    How do you calculate working capital?

  9. How do changes in working capital affect ...
    Investing Basics

    How do changes in working capital affect ...

  10. What is the formula for calculating ...
    Investing Basics

    What is the formula for calculating ...

comments powered by Disqus
Hot Definitions
  1. XW

    A symbol used to signify that a security is trading ex-warrant. XW is one of many alphabetic qualifiers that act as a shorthand to tell investors key information about a specific security in a stock quote. These qualifiers should not be confused with ticker symbols, some of which, like qualifiers, are just one or two letters.
  2. Quanto Swap

    A swap with varying combinations of interest rate, currency and equity swap features, where payments are based on the movement of two different countries' interest rates. This is also referred to as a differential or "diff" swap.
  3. Genuine Progress Indicator - GPI

    A metric used to measure the economic growth of a country. It is often considered as a replacement to the more well known gross domestic product (GDP) economic indicator. The GPI indicator takes everything the GDP uses into account, but also adds other figures that represent the cost of the negative effects related to economic activity (such as the cost of crime, cost of ozone depletion and cost of resource depletion, among others).
  4. Accelerated Share Repurchase - ASR

    A specific method by which corporations can repurchase outstanding shares of their stock.

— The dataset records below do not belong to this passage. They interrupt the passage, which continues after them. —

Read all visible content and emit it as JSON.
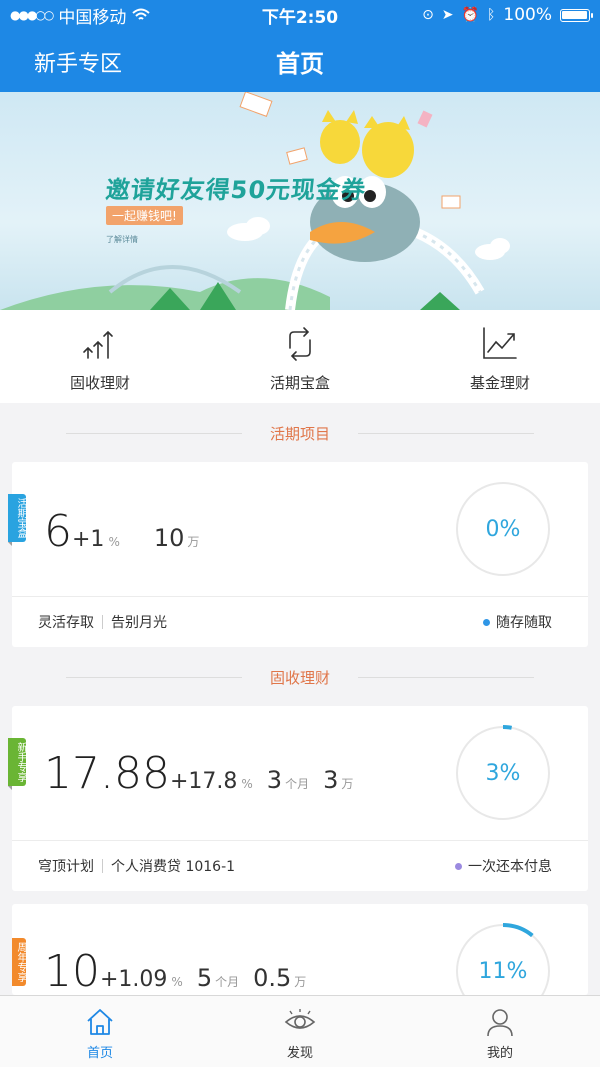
{
  "status_bar": {
    "carrier": "中国移动",
    "time": "下午2:50",
    "battery": "100%"
  },
  "nav": {
    "left_label": "新手专区",
    "title": "首页"
  },
  "banner": {
    "headline": "邀请好友得50元现金券",
    "subline": "一起赚钱吧!",
    "link": "了解详情"
  },
  "quick_menu": [
    {
      "label": "固收理财",
      "icon": "rising-bars-icon"
    },
    {
      "label": "活期宝盒",
      "icon": "cycle-arrows-icon"
    },
    {
      "label": "基金理财",
      "icon": "trend-chart-icon"
    }
  ],
  "sections": {
    "current": "活期项目",
    "fixed": "固收理财"
  },
  "cards": [
    {
      "ribbon": "活期宝盒",
      "ribbon_color": "#29a3e0",
      "rate": "6",
      "bonus": "+1",
      "rate_unit": "%",
      "term_value": "",
      "term_unit": "",
      "amount_value": "10",
      "amount_unit": "万",
      "progress_label": "0%",
      "progress": 0,
      "tag1": "灵活存取",
      "tag2": "告别月光",
      "right_tag": "随存随取",
      "right_dot_color": "#2f96e6"
    },
    {
      "ribbon": "新手专享",
      "ribbon_color": "#6ab534",
      "rate": "17.88",
      "bonus": "+17.8",
      "rate_unit": "%",
      "term_value": "3",
      "term_unit": "个月",
      "amount_value": "3",
      "amount_unit": "万",
      "progress_label": "3%",
      "progress": 0.03,
      "tag1": "穹顶计划",
      "tag2": "个人消费贷 1016-1",
      "right_tag": "一次还本付息",
      "right_dot_color": "#9b8ae0"
    },
    {
      "ribbon": "周年专享",
      "ribbon_color": "#f28a2c",
      "rate": "10",
      "bonus": "+1.09",
      "rate_unit": "%",
      "term_value": "5",
      "term_unit": "个月",
      "amount_value": "0.5",
      "amount_unit": "万",
      "progress_label": "11%",
      "progress": 0.11
    }
  ],
  "tabs": [
    {
      "label": "首页",
      "icon": "home-icon",
      "active": true
    },
    {
      "label": "发现",
      "icon": "eye-icon",
      "active": false
    },
    {
      "label": "我的",
      "icon": "user-icon",
      "active": false
    }
  ],
  "colors": {
    "primary": "#1e88e5",
    "accent": "#e0764a",
    "ring": "#2fa6dd"
  }
}
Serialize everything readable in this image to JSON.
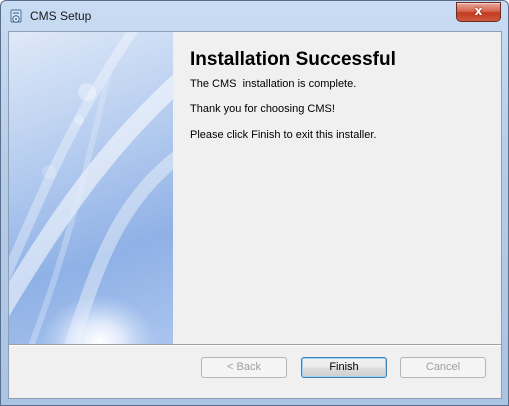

The accelerated share repurchase (ASR) is usually accomplished by the corporation purchasing shares of its stock from an investment bank. The investment bank borrows the shares from clients or share lenders and sells them to the company.
  5. Microeconomic Pricing Model

    A model of the way prices are set within a market for a given good. According to this model, prices are set based on the balance of supply and demand in the market. In general, profit incentives are said to resemble an "invisible hand" that guides competing participants to an equilibrium price. The demand curve in this model is determined by consumers attempting to maximize their utility, given their budget.
  6. Centralized Market

    A financial market structure that consists of having all orders routed to one central exchange with no other competing market. The quoted prices of the various securities listed on the exchange represent the only price that is available to investors seeking to buy or sell the specific asset.
Trading Center